I spend a lot of time bumbling around on the internet, me - a touch of bloggery here, a little below the line action there and - of course - this occasional record of my glittering showbiz career, which I occasionally compile into book form. One of the places I tend to hang out online is at The Afterword, which grew out of the compost left over after the untimely demise of The Word Magazine. Colin Harper - journalist, biographer of Bert Jansch (and like me a one time musical employer of Judy Dyble) - is also on the AW blog and recently wrote that he really must get round to reading some of my efforts. I'd really enjoyed his John McLaughlin book and I thought it might be a nice gesture to share mine with him, so I sent him a copy. A short while later he posted this review on The Afterword, and I enjoyed reading it almost as much as I enjoy writing the blogs. In case you don't get over there as often as you might, I've taken the liberty of reproducing his kind words here;
As of January 2006, Skirky had been playing guitar in bands, some of which had played original music, none of which ‘made it’. As he explains in the Introduction to this warm, witty, unpretentious and entertaining diary of a year-in-the-life of the bar covers band they had become, ‘we couldn’t just knock it all on the head and retire gracefully. Retire from what, for a start?’
As well as being written by a fellow clearly comfortable in his own skin, Skirky (who has, like Dr Watson did with Conan Doyle, employed someone to be his literary agent/name-on-the-cover, in this case one Shane Kirk) has produced a valuable anthropological document.
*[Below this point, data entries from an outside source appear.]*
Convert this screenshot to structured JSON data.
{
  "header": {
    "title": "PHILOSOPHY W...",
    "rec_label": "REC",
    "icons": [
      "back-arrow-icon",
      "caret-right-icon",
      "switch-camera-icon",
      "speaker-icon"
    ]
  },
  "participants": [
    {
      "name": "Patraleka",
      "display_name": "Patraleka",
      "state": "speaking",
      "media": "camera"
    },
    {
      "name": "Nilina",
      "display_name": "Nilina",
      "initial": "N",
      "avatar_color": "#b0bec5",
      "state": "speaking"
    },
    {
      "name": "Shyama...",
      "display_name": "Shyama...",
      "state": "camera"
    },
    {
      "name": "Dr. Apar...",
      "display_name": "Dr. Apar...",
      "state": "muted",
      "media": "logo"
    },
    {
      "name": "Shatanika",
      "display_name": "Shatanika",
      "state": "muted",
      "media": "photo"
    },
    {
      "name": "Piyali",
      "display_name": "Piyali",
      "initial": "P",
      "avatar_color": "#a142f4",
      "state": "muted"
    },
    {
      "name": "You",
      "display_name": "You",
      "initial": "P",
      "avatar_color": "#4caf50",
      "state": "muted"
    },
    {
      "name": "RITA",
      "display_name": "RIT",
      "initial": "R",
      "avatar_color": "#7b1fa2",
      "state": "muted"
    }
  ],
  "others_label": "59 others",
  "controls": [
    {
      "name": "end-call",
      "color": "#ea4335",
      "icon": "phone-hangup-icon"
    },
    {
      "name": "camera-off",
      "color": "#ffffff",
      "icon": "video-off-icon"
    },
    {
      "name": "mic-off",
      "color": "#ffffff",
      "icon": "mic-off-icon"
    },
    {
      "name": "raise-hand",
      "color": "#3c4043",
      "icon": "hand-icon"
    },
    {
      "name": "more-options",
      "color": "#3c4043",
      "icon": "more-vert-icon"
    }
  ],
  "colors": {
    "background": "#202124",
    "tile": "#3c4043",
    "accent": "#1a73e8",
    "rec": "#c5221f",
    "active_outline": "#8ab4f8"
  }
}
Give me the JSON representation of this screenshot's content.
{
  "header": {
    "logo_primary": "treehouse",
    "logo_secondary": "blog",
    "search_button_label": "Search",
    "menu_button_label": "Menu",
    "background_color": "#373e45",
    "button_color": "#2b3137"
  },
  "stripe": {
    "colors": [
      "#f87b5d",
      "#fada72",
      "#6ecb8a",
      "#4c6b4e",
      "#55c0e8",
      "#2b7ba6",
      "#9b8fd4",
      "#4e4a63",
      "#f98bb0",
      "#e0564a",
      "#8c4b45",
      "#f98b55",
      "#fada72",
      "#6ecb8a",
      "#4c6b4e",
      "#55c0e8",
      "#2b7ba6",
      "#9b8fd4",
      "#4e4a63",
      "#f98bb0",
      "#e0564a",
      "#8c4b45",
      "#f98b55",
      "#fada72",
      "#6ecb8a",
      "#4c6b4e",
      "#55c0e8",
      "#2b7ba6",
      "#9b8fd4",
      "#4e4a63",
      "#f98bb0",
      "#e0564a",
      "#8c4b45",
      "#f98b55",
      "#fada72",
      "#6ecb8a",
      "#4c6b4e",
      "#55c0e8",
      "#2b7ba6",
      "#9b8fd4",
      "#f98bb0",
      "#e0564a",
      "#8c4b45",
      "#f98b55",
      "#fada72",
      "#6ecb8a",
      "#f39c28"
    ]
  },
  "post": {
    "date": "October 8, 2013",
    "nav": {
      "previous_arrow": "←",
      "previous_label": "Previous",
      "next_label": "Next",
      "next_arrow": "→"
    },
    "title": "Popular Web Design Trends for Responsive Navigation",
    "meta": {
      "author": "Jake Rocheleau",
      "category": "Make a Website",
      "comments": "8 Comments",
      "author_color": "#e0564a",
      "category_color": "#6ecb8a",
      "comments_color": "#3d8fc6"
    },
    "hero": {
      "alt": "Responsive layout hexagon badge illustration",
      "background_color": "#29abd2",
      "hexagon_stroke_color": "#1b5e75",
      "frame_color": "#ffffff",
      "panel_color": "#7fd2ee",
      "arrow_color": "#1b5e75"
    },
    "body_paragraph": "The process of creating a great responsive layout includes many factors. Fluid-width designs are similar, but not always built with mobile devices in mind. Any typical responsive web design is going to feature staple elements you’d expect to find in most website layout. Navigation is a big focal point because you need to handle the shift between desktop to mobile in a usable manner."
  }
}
It even helps that we never find out the name of the band (unless I wasn’t paying attention on that page) and only know the members by cunning soubriquets: The Drummer, The Other Guitarist, The Singer, et al. This is thus an ‘Everyband’ memoir – a snapshot of the life and trials of a bunch of music fans who have wound up exchanging the dream of Peel sessions and the right to say ‘Hello, Wembley!’ with feet on monitors for an evening at the Dog & Duck, a few pies and pints, and a regular cache of passing characters.
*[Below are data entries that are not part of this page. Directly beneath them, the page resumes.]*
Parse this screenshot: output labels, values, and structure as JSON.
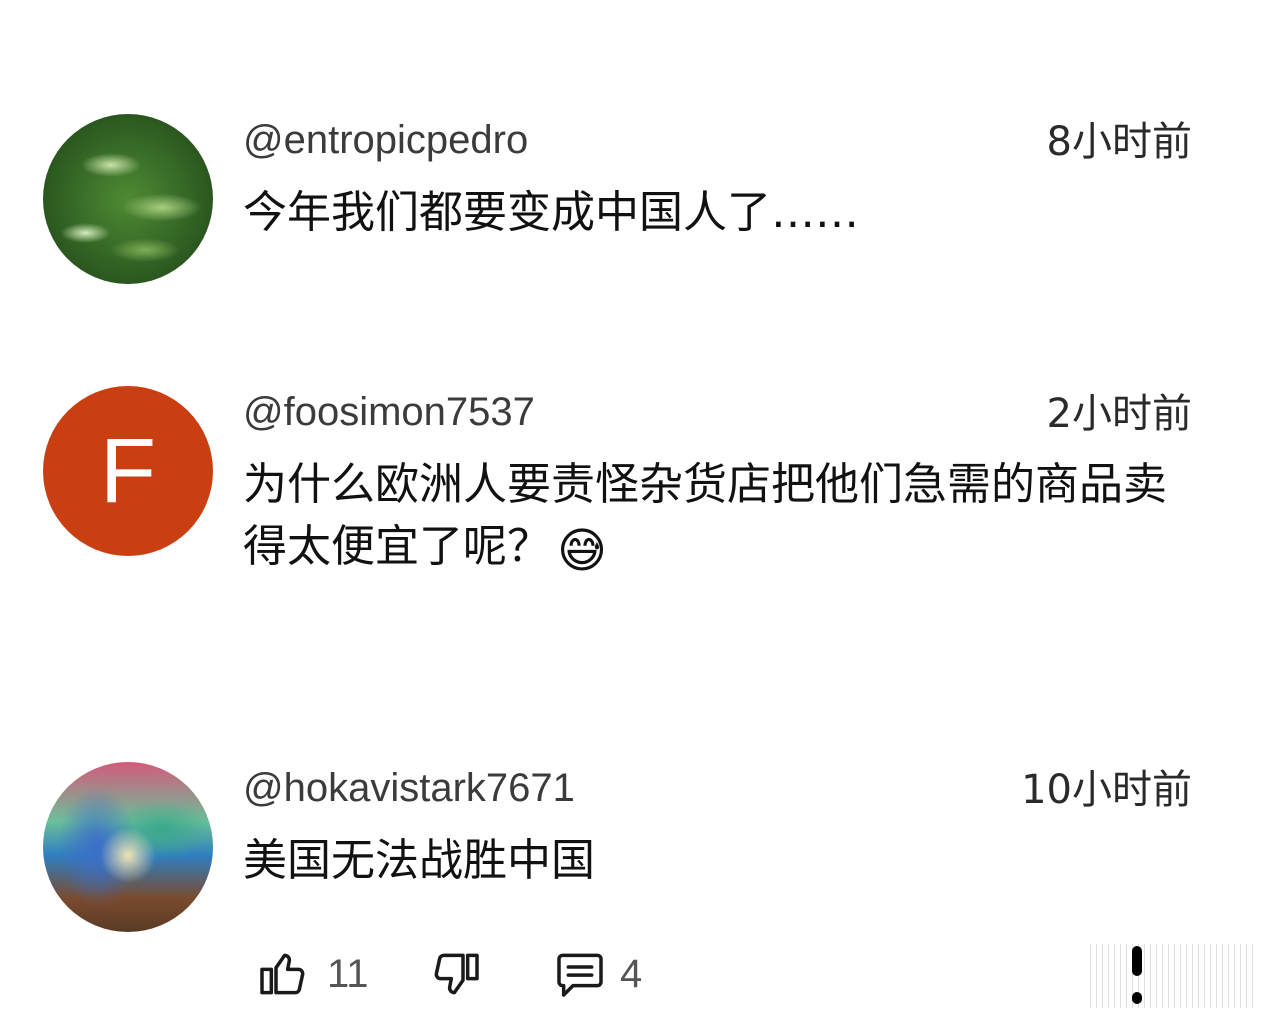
{
  "comments": [
    {
      "avatar": "leaf-photo-avatar",
      "handle": "@entropicpedro",
      "time": "8小时前",
      "text": "今年我们都要变成中国人了……"
    },
    {
      "avatar": "letter-avatar",
      "avatar_letter": "F",
      "avatar_color": "#c93f12",
      "handle": "@foosimon7537",
      "time": "2小时前",
      "text": "为什么欧洲人要责怪杂货店把他们急需的商品卖得太便宜了呢？",
      "emoji": "😅"
    },
    {
      "avatar": "album-art-avatar",
      "handle": "@hokavistark7671",
      "time": "10小时前",
      "text": "美国无法战胜中国"
    }
  ],
  "actions": {
    "like_icon": "thumbs-up-icon",
    "like_count": "11",
    "dislike_icon": "thumbs-down-icon",
    "reply_icon": "comment-icon",
    "reply_count": "4",
    "more_icon": "more-options-icon"
  }
}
‘Scratch the surface of a contentedly strumming pub rocker and you’ll surely find the soul of a burned-out singer-songwriter still bitter that they came second in the 1989 ‘Battle of the bands’ competition, and as a result never got the acclaim they so clearly deserved then, and still deserve now.’
Along the way we learn that waterskiing trips can be cancelled because it’s ‘too wet’, that ‘the hog roast man’ is not always available, that ‘the healing power of REO Speedwagon is an underrated one’ that ‘only natural predator’ of the pub-rocker is ‘the Dixieland Jazz Combo’ and that, of Skirky & his mates, ‘folk in Stowmarket still talk in hushed tones of the version of ‘Rubber Bullets’ we attempted on the back of two quick run-throughs at which no more than 60% of the band were present at any one time’.
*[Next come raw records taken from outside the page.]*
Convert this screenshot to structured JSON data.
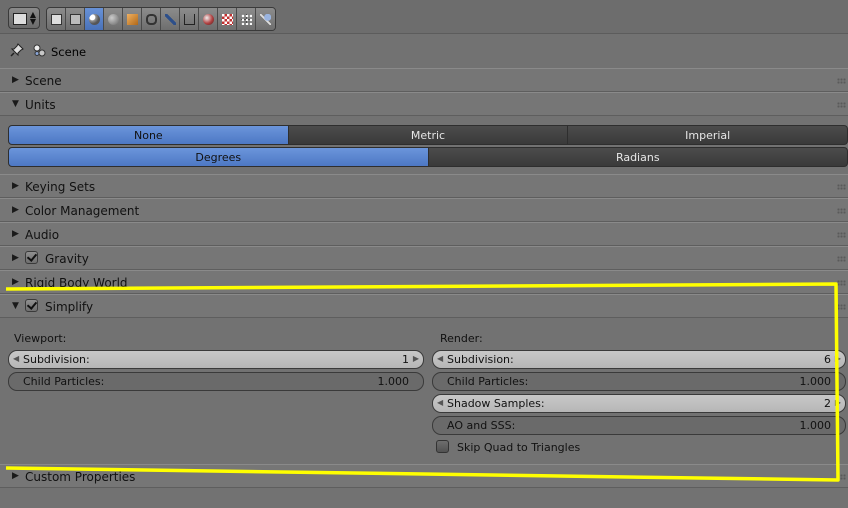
{
  "context": {
    "scene_label": "Scene"
  },
  "panels": {
    "scene": "Scene",
    "units": "Units",
    "keying_sets": "Keying Sets",
    "color_management": "Color Management",
    "audio": "Audio",
    "gravity": "Gravity",
    "rigid_body_world": "Rigid Body World",
    "simplify": "Simplify",
    "custom_properties": "Custom Properties"
  },
  "units": {
    "system": {
      "options": [
        "None",
        "Metric",
        "Imperial"
      ],
      "selected": "None"
    },
    "rotation": {
      "options": [
        "Degrees",
        "Radians"
      ],
      "selected": "Degrees"
    }
  },
  "simplify": {
    "viewport_label": "Viewport:",
    "render_label": "Render:",
    "viewport": {
      "subdivision": {
        "label": "Subdivision:",
        "value": "1"
      },
      "child_particles": {
        "label": "Child Particles:",
        "value": "1.000"
      }
    },
    "render": {
      "subdivision": {
        "label": "Subdivision:",
        "value": "6"
      },
      "child_particles": {
        "label": "Child Particles:",
        "value": "1.000"
      },
      "shadow_samples": {
        "label": "Shadow Samples:",
        "value": "2"
      },
      "ao_and_sss": {
        "label": "AO and SSS:",
        "value": "1.000"
      },
      "skip_quad_to_triangles": {
        "label": "Skip Quad to Triangles",
        "checked": false
      }
    }
  },
  "icons": {
    "properties_tabs": [
      "render-icon",
      "render-layers-icon",
      "scene-icon",
      "world-icon",
      "object-icon",
      "constraints-icon",
      "modifiers-icon",
      "data-icon",
      "material-icon",
      "texture-icon",
      "particles-icon",
      "physics-icon"
    ],
    "active_tab": "scene-icon"
  },
  "colors": {
    "selected": "#5680c9",
    "annotation": "#ffff00"
  }
}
For the pub-rocker, when push comes to shove, ‘the show-off must go on. And you have to pay for the privilege.’ Then again, ‘the clarion cry of ‘Come on! Earn your money!’ never falls more easily than from the lips of someone who hasn’t paid to get in’.
This is a terrific book – great fun, an easy read, a glimpse into a loveably middle-English world of country pubs and creative dreams that aren’t so much broken as mended and making do, and a talent worn very lightly indeed. I wouldn’t bet against Skirky – whoever that mystery man may be – having a hit song in him. But even with the royalty millions rolling in, I have a feeling he’d still be down at the ‘Dog & Duck’ playing Kenny Rogers, Radiohead and everyone in between. And yes, he *does* do Wings – especially if they’re from KFC.
Length of Read:Medium
Might appeal to people who enjoyed…
Any light-hearted memoir, Rick Wakeman’s anecdotes, Brian Pern mockumentaries, pies, beer, Ipswich…
One thing you’ve learned
That Ipswich is called ‘Ippo’ by its denizens. Who knew?